## Required work:
Your answer must be the full listing, reproduced exactly, minus any pictures.

## Extracted records:
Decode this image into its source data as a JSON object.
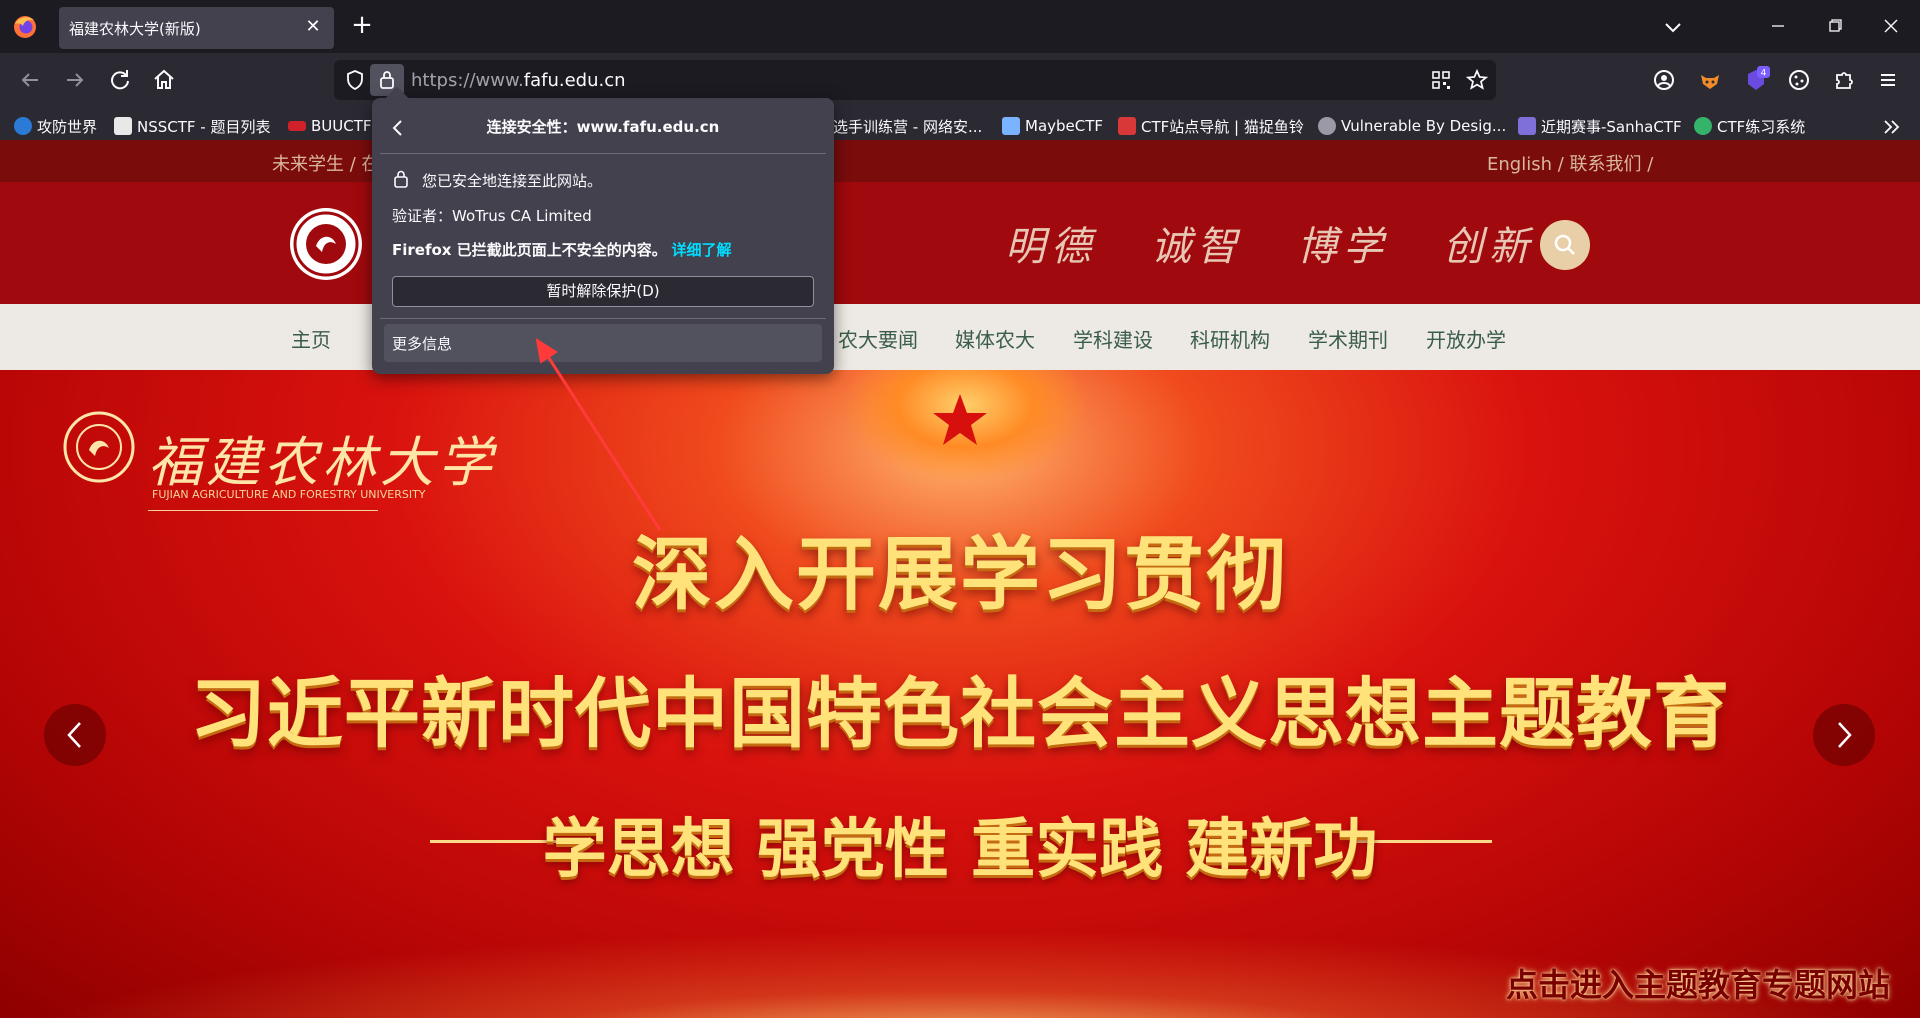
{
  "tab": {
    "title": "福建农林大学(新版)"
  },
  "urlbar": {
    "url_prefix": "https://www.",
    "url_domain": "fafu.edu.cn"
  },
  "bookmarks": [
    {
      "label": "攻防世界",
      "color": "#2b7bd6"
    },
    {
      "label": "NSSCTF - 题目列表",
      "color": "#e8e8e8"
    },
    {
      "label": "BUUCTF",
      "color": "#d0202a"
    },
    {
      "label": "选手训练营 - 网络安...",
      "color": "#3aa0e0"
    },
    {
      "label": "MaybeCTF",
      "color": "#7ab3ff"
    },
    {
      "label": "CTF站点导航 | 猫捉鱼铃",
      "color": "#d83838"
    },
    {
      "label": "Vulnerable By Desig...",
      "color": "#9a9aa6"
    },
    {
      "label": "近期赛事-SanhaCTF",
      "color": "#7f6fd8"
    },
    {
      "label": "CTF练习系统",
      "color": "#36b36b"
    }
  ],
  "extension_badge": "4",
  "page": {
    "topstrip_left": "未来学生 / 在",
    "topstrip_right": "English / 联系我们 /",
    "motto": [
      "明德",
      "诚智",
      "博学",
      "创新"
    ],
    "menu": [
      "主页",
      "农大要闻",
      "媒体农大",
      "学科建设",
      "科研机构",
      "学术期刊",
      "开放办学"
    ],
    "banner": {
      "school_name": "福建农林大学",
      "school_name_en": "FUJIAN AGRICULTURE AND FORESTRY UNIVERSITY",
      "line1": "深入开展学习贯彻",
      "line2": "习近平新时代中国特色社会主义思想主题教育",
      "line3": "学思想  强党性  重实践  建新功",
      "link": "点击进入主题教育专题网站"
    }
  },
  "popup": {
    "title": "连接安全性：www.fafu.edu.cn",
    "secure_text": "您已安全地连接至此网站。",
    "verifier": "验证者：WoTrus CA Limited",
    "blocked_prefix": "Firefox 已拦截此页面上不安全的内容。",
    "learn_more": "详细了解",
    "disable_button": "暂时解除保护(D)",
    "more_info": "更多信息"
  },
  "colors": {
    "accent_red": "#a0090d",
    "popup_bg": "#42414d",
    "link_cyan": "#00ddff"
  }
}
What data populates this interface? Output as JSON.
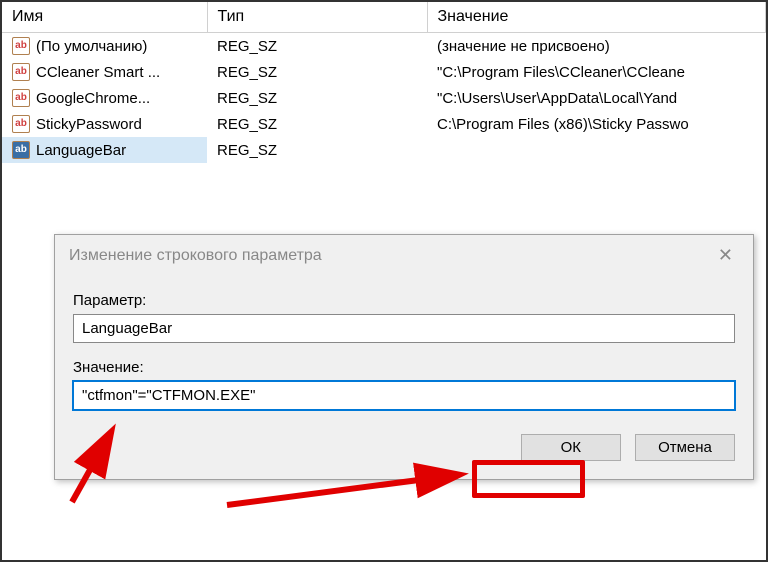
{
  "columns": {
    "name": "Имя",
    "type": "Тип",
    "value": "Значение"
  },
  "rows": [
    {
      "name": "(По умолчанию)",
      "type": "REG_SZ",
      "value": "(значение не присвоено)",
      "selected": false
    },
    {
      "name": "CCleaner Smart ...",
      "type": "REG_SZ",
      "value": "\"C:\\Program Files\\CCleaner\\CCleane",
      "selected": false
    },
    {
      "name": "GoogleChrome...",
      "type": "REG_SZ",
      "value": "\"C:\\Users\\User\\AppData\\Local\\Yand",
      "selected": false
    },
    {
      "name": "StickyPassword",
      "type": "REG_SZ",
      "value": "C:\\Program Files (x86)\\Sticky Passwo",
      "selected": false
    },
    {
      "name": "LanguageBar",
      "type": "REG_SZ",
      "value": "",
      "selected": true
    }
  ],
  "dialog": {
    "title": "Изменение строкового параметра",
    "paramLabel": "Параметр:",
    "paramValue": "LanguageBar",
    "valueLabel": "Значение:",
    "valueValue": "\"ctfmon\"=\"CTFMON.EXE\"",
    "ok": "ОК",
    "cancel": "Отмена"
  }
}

## Answer to this task:
Decode this image into its source data as a JSON object.
{
  "tab": {
    "title": "福建农林大学(新版)"
  },
  "urlbar": {
    "url_prefix": "https://www.",
    "url_domain": "fafu.edu.cn"
  },
  "bookmarks": [
    {
      "label": "攻防世界",
      "color": "#2b7bd6"
    },
    {
      "label": "NSSCTF - 题目列表",
      "color": "#e8e8e8"
    },
    {
      "label": "BUUCTF",
      "color": "#d0202a"
    },
    {
      "label": "选手训练营 - 网络安...",
      "color": "#3aa0e0"
    },
    {
      "label": "MaybeCTF",
      "color": "#7ab3ff"
    },
    {
      "label": "CTF站点导航 | 猫捉鱼铃",
      "color": "#d83838"
    },
    {
      "label": "Vulnerable By Desig...",
      "color": "#9a9aa6"
    },
    {
      "label": "近期赛事-SanhaCTF",
      "color": "#7f6fd8"
    },
    {
      "label": "CTF练习系统",
      "color": "#36b36b"
    }
  ],
  "extension_badge": "4",
  "page": {
    "topstrip_left": "未来学生 / 在",
    "topstrip_right": "English / 联系我们 /",
    "motto": [
      "明德",
      "诚智",
      "博学",
      "创新"
    ],
    "menu": [
      "主页",
      "农大要闻",
      "媒体农大",
      "学科建设",
      "科研机构",
      "学术期刊",
      "开放办学"
    ],
    "banner": {
      "school_name": "福建农林大学",
      "school_name_en": "FUJIAN AGRICULTURE AND FORESTRY UNIVERSITY",
      "line1": "深入开展学习贯彻",
      "line2": "习近平新时代中国特色社会主义思想主题教育",
      "line3": "学思想  强党性  重实践  建新功",
      "link": "点击进入主题教育专题网站"
    }
  },
  "popup": {
    "title": "连接安全性：www.fafu.edu.cn",
    "secure_text": "您已安全地连接至此网站。",
    "verifier": "验证者：WoTrus CA Limited",
    "blocked_prefix": "Firefox 已拦截此页面上不安全的内容。",
    "learn_more": "详细了解",
    "disable_button": "暂时解除保护(D)",
    "more_info": "更多信息"
  },
  "colors": {
    "accent_red": "#a0090d",
    "popup_bg": "#42414d",
    "link_cyan": "#00ddff"
  }
}
What data populates this interface? Output as JSON.
{
  "columns": {
    "name": "Имя",
    "type": "Тип",
    "value": "Значение"
  },
  "rows": [
    {
      "name": "(По умолчанию)",
      "type": "REG_SZ",
      "value": "(значение не присвоено)",
      "selected": false
    },
    {
      "name": "CCleaner Smart ...",
      "type": "REG_SZ",
      "value": "\"C:\\Program Files\\CCleaner\\CCleane",
      "selected": false
    },
    {
      "name": "GoogleChrome...",
      "type": "REG_SZ",
      "value": "\"C:\\Users\\User\\AppData\\Local\\Yand",
      "selected": false
    },
    {
      "name": "StickyPassword",
      "type": "REG_SZ",
      "value": "C:\\Program Files (x86)\\Sticky Passwo",
      "selected": false
    },
    {
      "name": "LanguageBar",
      "type": "REG_SZ",
      "value": "",
      "selected": true
    }
  ],
  "dialog": {
    "title": "Изменение строкового параметра",
    "paramLabel": "Параметр:",
    "paramValue": "LanguageBar",
    "valueLabel": "Значение:",
    "valueValue": "\"ctfmon\"=\"CTFMON.EXE\"",
    "ok": "ОК",
    "cancel": "Отмена"
  }
}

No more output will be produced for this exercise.